*Try it:* Set down all of the records below exactly, please, omitting the images.

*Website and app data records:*

◇ ◇ ◇

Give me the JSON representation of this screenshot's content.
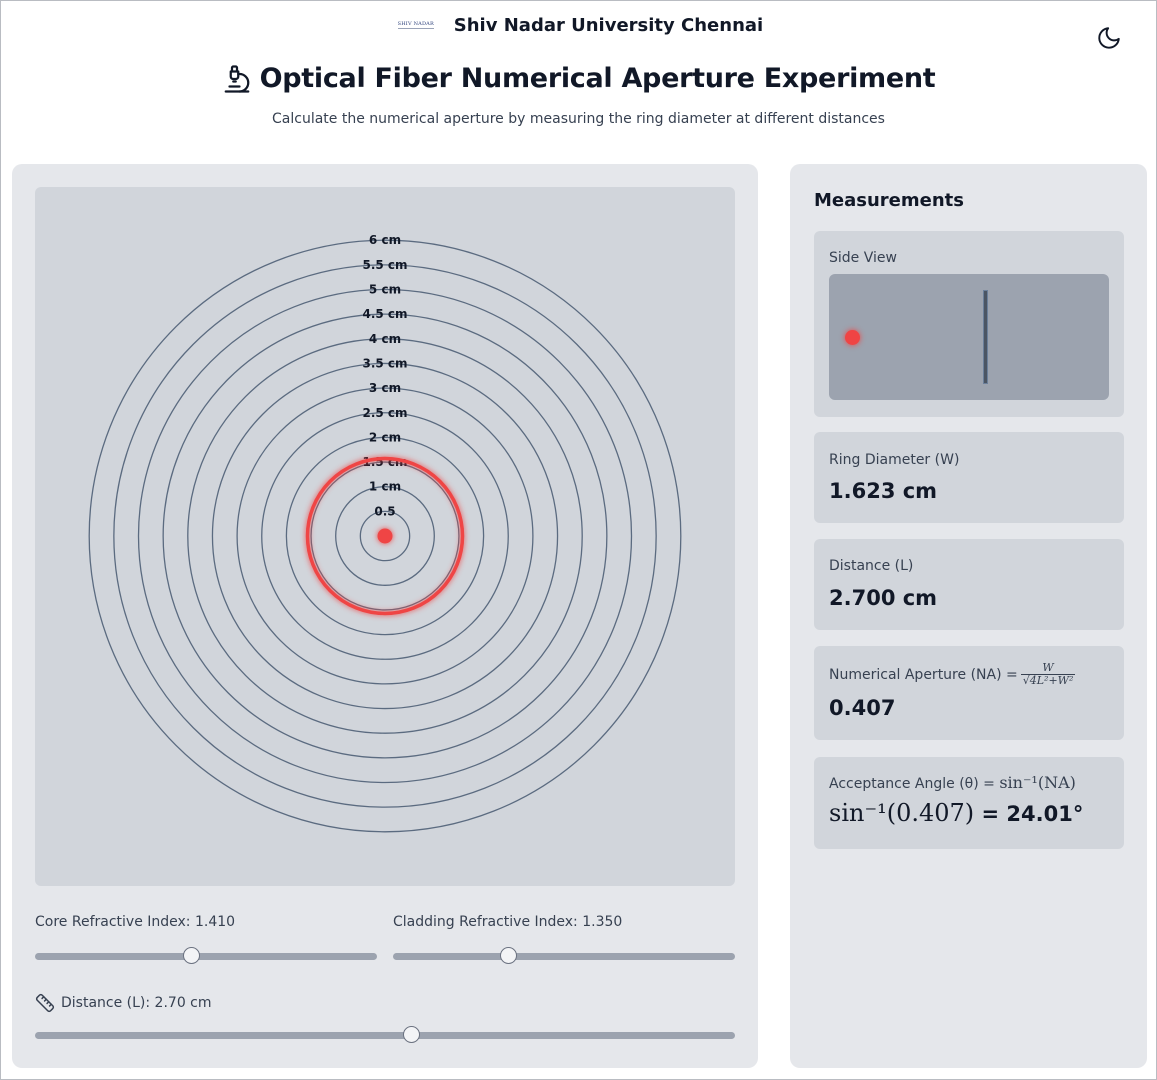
{
  "header": {
    "university": "Shiv Nadar University Chennai",
    "logo_text": "SHIV NADAR",
    "title": "Optical Fiber Numerical Aperture Experiment",
    "subtitle": "Calculate the numerical aperture by measuring the ring diameter at different distances",
    "theme_icon": "moon-icon",
    "title_icon": "microscope-icon"
  },
  "target": {
    "ring_labels": [
      "0.5",
      "1 cm",
      "1.5 cm",
      "2 cm",
      "2.5 cm",
      "3 cm",
      "3.5 cm",
      "4 cm",
      "4.5 cm",
      "5 cm",
      "5.5 cm",
      "6 cm"
    ],
    "ring_radii_cm": [
      0.5,
      1,
      1.5,
      2,
      2.5,
      3,
      3.5,
      4,
      4.5,
      5,
      5.5,
      6
    ],
    "beam_ring_diameter_cm": 1.623,
    "beam_color": "#ef4444",
    "ring_color": "#5b6b80"
  },
  "controls": {
    "core_label": "Core Refractive Index: 1.410",
    "core_fraction": 0.46,
    "cladding_label": "Cladding Refractive Index: 1.350",
    "cladding_fraction": 0.34,
    "distance_label": "Distance (L): 2.70 cm",
    "distance_fraction": 0.539,
    "distance_icon": "ruler-icon"
  },
  "measurements": {
    "heading": "Measurements",
    "side_view_label": "Side View",
    "ring_diameter_label": "Ring Diameter (W)",
    "ring_diameter_value": "1.623 cm",
    "distance_label": "Distance (L)",
    "distance_value": "2.700 cm",
    "na_label": "Numerical Aperture (NA) =",
    "na_formula_num": "W",
    "na_formula_den": "√4L²+W²",
    "na_value": "0.407",
    "angle_label": "Acceptance Angle (θ) =",
    "angle_formula": "sin⁻¹(NA)",
    "angle_expr": "sin⁻¹(0.407)",
    "angle_result": "= 24.01°"
  }
}
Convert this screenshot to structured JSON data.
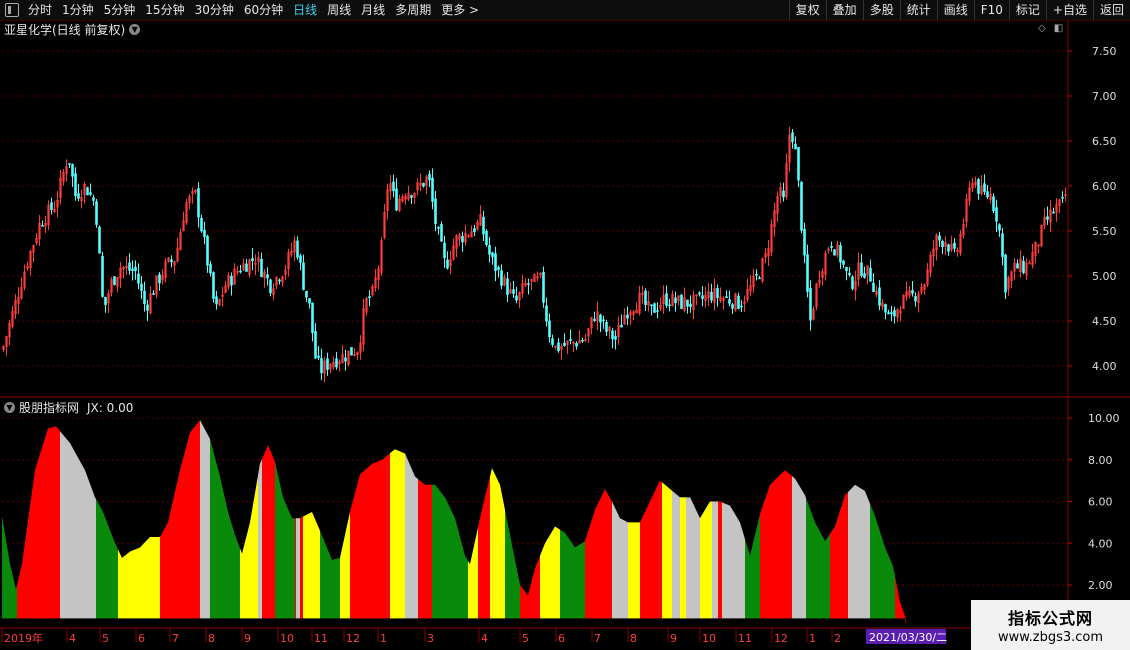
{
  "toolbar": {
    "left_items": [
      "分时",
      "1分钟",
      "5分钟",
      "15分钟",
      "30分钟",
      "60分钟",
      "日线",
      "周线",
      "月线",
      "多周期",
      "更多 >"
    ],
    "active": "日线",
    "right_items": [
      "复权",
      "叠加",
      "多股",
      "统计",
      "画线",
      "F10",
      "标记",
      "+自选",
      "返回"
    ]
  },
  "main_title": "亚星化学(日线 前复权)",
  "sub_title": "股朋指标网",
  "sub_value": "JX: 0.00",
  "price_axis": [
    "7.50",
    "7.00",
    "6.50",
    "6.00",
    "5.50",
    "5.00",
    "4.50",
    "4.00"
  ],
  "ind_axis": [
    "10.00",
    "8.00",
    "6.00",
    "4.00",
    "2.00"
  ],
  "date_labels": [
    "2019年",
    "4",
    "5",
    "6",
    "7",
    "8",
    "9",
    "10",
    "11",
    "12",
    "1",
    "3",
    "4",
    "5",
    "6",
    "7",
    "8",
    "9",
    "10",
    "11",
    "12",
    "1",
    "2",
    "3"
  ],
  "date_highlight": "2021/03/30/二",
  "watermark": {
    "title": "指标公式网",
    "url": "www.zbgs3.com"
  },
  "colors": {
    "up": "#ff3c3c",
    "down": "#54ffff",
    "green": "#0a8a0a",
    "red": "#ff0000",
    "yellow": "#ffff00",
    "gray": "#c4c4c4"
  }
}
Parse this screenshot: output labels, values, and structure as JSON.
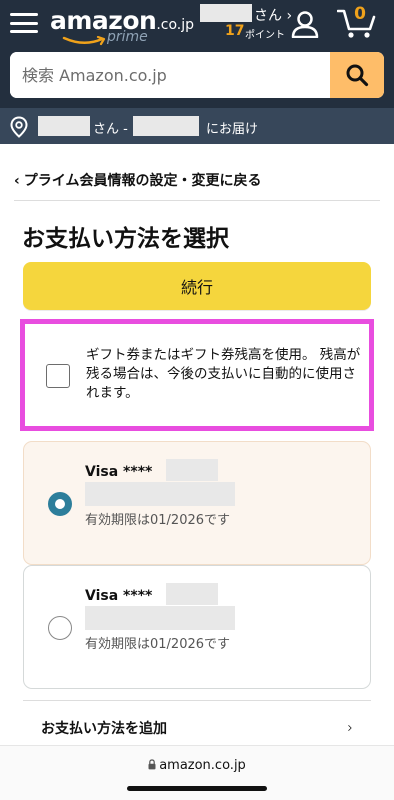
{
  "header": {
    "logo_text": "amazon",
    "logo_domain": ".co.jp",
    "prime_label": "prime",
    "account_suffix": "さん ›",
    "points_value": "17",
    "points_label": "ポイント",
    "cart_count": "0"
  },
  "search": {
    "placeholder": "検索 Amazon.co.jp"
  },
  "delivery": {
    "name_suffix": "さん -",
    "deliver_label": "にお届け"
  },
  "nav": {
    "back_link": "プライム会員情報の設定・変更に戻る"
  },
  "page": {
    "title": "お支払い方法を選択",
    "continue_button": "続行",
    "gift_option_text": "ギフト券またはギフト券残高を使用。 残高が残る場合は、今後の支払いに自動的に使用されます。"
  },
  "payment_methods": [
    {
      "brand": "Visa",
      "masked": "****",
      "expiry": "有効期限は01/2026です",
      "selected": true
    },
    {
      "brand": "Visa",
      "masked": "****",
      "expiry": "有効期限は01/2026です",
      "selected": false
    }
  ],
  "add_payment": {
    "label": "お支払い方法を追加"
  },
  "browser": {
    "url": "amazon.co.jp"
  },
  "colors": {
    "header_bg": "#232f3e",
    "deliver_bg": "#37475a",
    "accent_orange": "#f0a21b",
    "search_button": "#febd69",
    "continue_yellow": "#f5d63d",
    "highlight_magenta": "#e84ddf",
    "radio_selected": "#2d7e9b"
  },
  "icons": [
    "menu-icon",
    "user-icon",
    "cart-icon",
    "search-icon",
    "location-pin-icon",
    "chevron-left-icon",
    "chevron-right-icon",
    "lock-icon"
  ]
}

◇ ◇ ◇

*The answer:*
Give me the JSON representation of this screenshot's content.
{
  "header": {
    "university": "Shiv Nadar University Chennai",
    "logo_text": "SHIV NADAR",
    "title": "Optical Fiber Numerical Aperture Experiment",
    "subtitle": "Calculate the numerical aperture by measuring the ring diameter at different distances",
    "theme_icon": "moon-icon",
    "title_icon": "microscope-icon"
  },
  "target": {
    "ring_labels": [
      "0.5",
      "1 cm",
      "1.5 cm",
      "2 cm",
      "2.5 cm",
      "3 cm",
      "3.5 cm",
      "4 cm",
      "4.5 cm",
      "5 cm",
      "5.5 cm",
      "6 cm"
    ],
    "ring_radii_cm": [
      0.5,
      1,
      1.5,
      2,
      2.5,
      3,
      3.5,
      4,
      4.5,
      5,
      5.5,
      6
    ],
    "beam_ring_diameter_cm": 1.623,
    "beam_color": "#ef4444",
    "ring_color": "#5b6b80"
  },
  "controls": {
    "core_label": "Core Refractive Index: 1.410",
    "core_fraction": 0.46,
    "cladding_label": "Cladding Refractive Index: 1.350",
    "cladding_fraction": 0.34,
    "distance_label": "Distance (L): 2.70 cm",
    "distance_fraction": 0.539,
    "distance_icon": "ruler-icon"
  },
  "measurements": {
    "heading": "Measurements",
    "side_view_label": "Side View",
    "ring_diameter_label": "Ring Diameter (W)",
    "ring_diameter_value": "1.623 cm",
    "distance_label": "Distance (L)",
    "distance_value": "2.700 cm",
    "na_label": "Numerical Aperture (NA) =",
    "na_formula_num": "W",
    "na_formula_den": "√4L²+W²",
    "na_value": "0.407",
    "angle_label": "Acceptance Angle (θ) =",
    "angle_formula": "sin⁻¹(NA)",
    "angle_expr": "sin⁻¹(0.407)",
    "angle_result": "= 24.01°"
  }
}
Convert this screenshot to structured JSON data.
{
  "toolbar": {
    "left_items": [
      "分时",
      "1分钟",
      "5分钟",
      "15分钟",
      "30分钟",
      "60分钟",
      "日线",
      "周线",
      "月线",
      "多周期",
      "更多 >"
    ],
    "active": "日线",
    "right_items": [
      "复权",
      "叠加",
      "多股",
      "统计",
      "画线",
      "F10",
      "标记",
      "+自选",
      "返回"
    ]
  },
  "main_title": "亚星化学(日线 前复权)",
  "sub_title": "股朋指标网",
  "sub_value": "JX: 0.00",
  "price_axis": [
    "7.50",
    "7.00",
    "6.50",
    "6.00",
    "5.50",
    "5.00",
    "4.50",
    "4.00"
  ],
  "ind_axis": [
    "10.00",
    "8.00",
    "6.00",
    "4.00",
    "2.00"
  ],
  "date_labels": [
    "2019年",
    "4",
    "5",
    "6",
    "7",
    "8",
    "9",
    "10",
    "11",
    "12",
    "1",
    "3",
    "4",
    "5",
    "6",
    "7",
    "8",
    "9",
    "10",
    "11",
    "12",
    "1",
    "2",
    "3"
  ],
  "date_highlight": "2021/03/30/二",
  "watermark": {
    "title": "指标公式网",
    "url": "www.zbgs3.com"
  },
  "colors": {
    "up": "#ff3c3c",
    "down": "#54ffff",
    "green": "#0a8a0a",
    "red": "#ff0000",
    "yellow": "#ffff00",
    "gray": "#c4c4c4"
  }
}
Parse this screenshot: output labels, values, and structure as JSON.
{
  "header": {
    "logo_text": "amazon",
    "logo_domain": ".co.jp",
    "prime_label": "prime",
    "account_suffix": "さん ›",
    "points_value": "17",
    "points_label": "ポイント",
    "cart_count": "0"
  },
  "search": {
    "placeholder": "検索 Amazon.co.jp"
  },
  "delivery": {
    "name_suffix": "さん -",
    "deliver_label": "にお届け"
  },
  "nav": {
    "back_link": "プライム会員情報の設定・変更に戻る"
  },
  "page": {
    "title": "お支払い方法を選択",
    "continue_button": "続行",
    "gift_option_text": "ギフト券またはギフト券残高を使用。 残高が残る場合は、今後の支払いに自動的に使用されます。"
  },
  "payment_methods": [
    {
      "brand": "Visa",
      "masked": "****",
      "expiry": "有効期限は01/2026です",
      "selected": true
    },
    {
      "brand": "Visa",
      "masked": "****",
      "expiry": "有効期限は01/2026です",
      "selected": false
    }
  ],
  "add_payment": {
    "label": "お支払い方法を追加"
  },
  "browser": {
    "url": "amazon.co.jp"
  },
  "colors": {
    "header_bg": "#232f3e",
    "deliver_bg": "#37475a",
    "accent_orange": "#f0a21b",
    "search_button": "#febd69",
    "continue_yellow": "#f5d63d",
    "highlight_magenta": "#e84ddf",
    "radio_selected": "#2d7e9b"
  },
  "icons": [
    "menu-icon",
    "user-icon",
    "cart-icon",
    "search-icon",
    "location-pin-icon",
    "chevron-left-icon",
    "chevron-right-icon",
    "lock-icon"
  ]
}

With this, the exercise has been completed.